When the string "تاریخ" is part of a line in the data below, report the whole line.

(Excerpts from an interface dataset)
= = = =

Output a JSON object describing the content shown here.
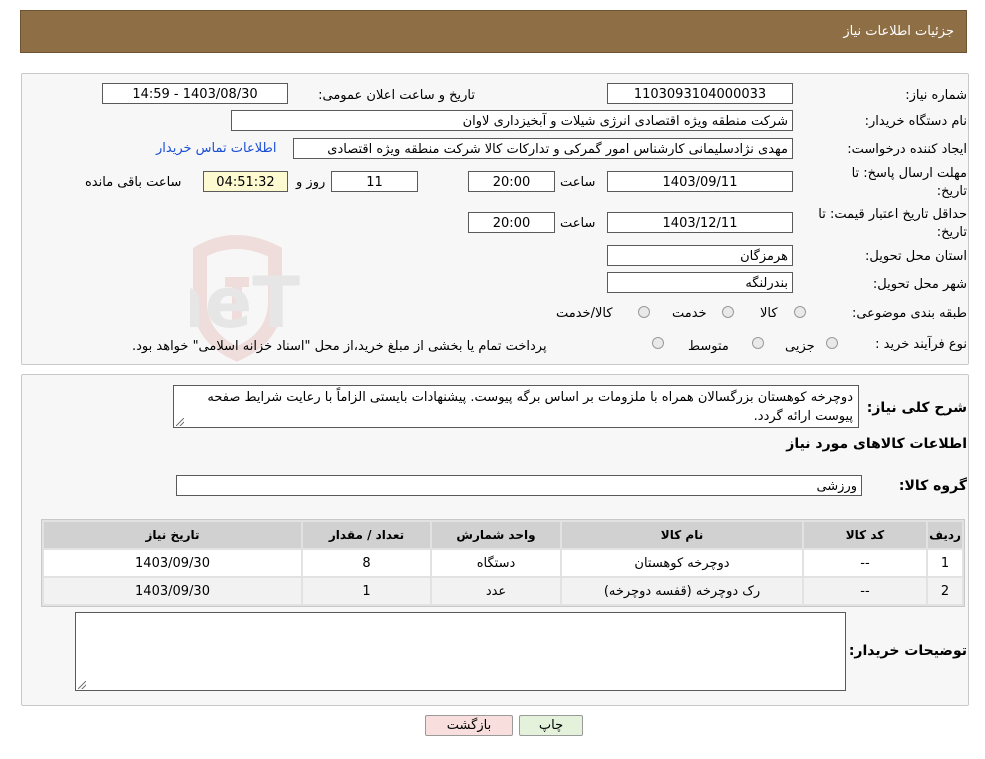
{
  "header": {
    "title": "جزئیات اطلاعات نیاز"
  },
  "form": {
    "need_number_label": "شماره نیاز:",
    "need_number": "1103093104000033",
    "announce_label": "تاریخ و ساعت اعلان عمومی:",
    "announce_value": "1403/08/30 - 14:59",
    "buyer_org_label": "نام دستگاه خریدار:",
    "buyer_org": "شرکت منطقه ویژه اقتصادی انرژی شیلات و آبخیزداری لاوان",
    "creator_label": "ایجاد کننده درخواست:",
    "creator": "مهدی نژادسلیمانی کارشناس امور گمرکی و تدارکات کالا شرکت منطقه ویژه اقتصادی",
    "contact_link": "اطلاعات تماس خریدار",
    "deadline_label_1": "مهلت ارسال پاسخ: تا",
    "deadline_label_2": "تاریخ:",
    "deadline_date": "1403/09/11",
    "time_label": "ساعت",
    "deadline_time": "20:00",
    "days_value": "11",
    "days_label": "روز و",
    "countdown": "04:51:32",
    "remaining_label": "ساعت باقی مانده",
    "validity_label_1": "حداقل تاریخ اعتبار قیمت: تا",
    "validity_label_2": "تاریخ:",
    "validity_date": "1403/12/11",
    "validity_time": "20:00",
    "province_label": "استان محل تحویل:",
    "province": "هرمزگان",
    "city_label": "شهر محل تحویل:",
    "city": "بندرلنگه",
    "category_label": "طبقه بندی موضوعی:",
    "category_options": [
      "کالا",
      "خدمت",
      "کالا/خدمت"
    ],
    "process_label": "نوع فرآیند خرید :",
    "process_options": [
      "جزیی",
      "متوسط"
    ],
    "process_note": "پرداخت تمام یا بخشی از مبلغ خرید،از محل \"اسناد خزانه اسلامی\" خواهد بود."
  },
  "details": {
    "general_desc_label": "شرح کلی نیاز:",
    "general_desc": "دوچرخه کوهستان بزرگسالان همراه با ملزومات بر اساس برگه پیوست. پیشنهادات بایستی الزاماً با رعایت شرایط صفحه پیوست ارائه گردد.",
    "items_title": "اطلاعات کالاهای مورد نیاز",
    "group_label": "گروه کالا:",
    "group_value": "ورزشی",
    "table_headers": [
      "ردیف",
      "کد کالا",
      "نام کالا",
      "واحد شمارش",
      "تعداد / مقدار",
      "تاریخ نیاز"
    ],
    "rows": [
      {
        "row": "1",
        "code": "--",
        "name": "دوچرخه کوهستان",
        "unit": "دستگاه",
        "qty": "8",
        "date": "1403/09/30"
      },
      {
        "row": "2",
        "code": "--",
        "name": "رک دوچرخه (قفسه دوچرخه)",
        "unit": "عدد",
        "qty": "1",
        "date": "1403/09/30"
      }
    ],
    "buyer_notes_label": "توضیحات خریدار:",
    "buyer_notes": ""
  },
  "buttons": {
    "print": "چاپ",
    "back": "بازگشت"
  },
  "watermark": {
    "text": "AriaTender.neT"
  },
  "colors": {
    "header_bg": "#8d6e45",
    "link": "#1a4fd6",
    "countdown_bg": "#fdfad2",
    "back_btn_bg": "#f9dede",
    "print_btn_bg": "#e4f2dc"
  }
}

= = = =

◆ SOLUTION TO THIS PROBLEM:
    "announce_label": "تاریخ و ساعت اعلان عمومی:",
    "deadline_label_2": "تاریخ:",
    "validity_label_1": "حداقل تاریخ اعتبار قیمت: تا",
    "validity_label_2": "تاریخ:",
      "تاریخ نیاز"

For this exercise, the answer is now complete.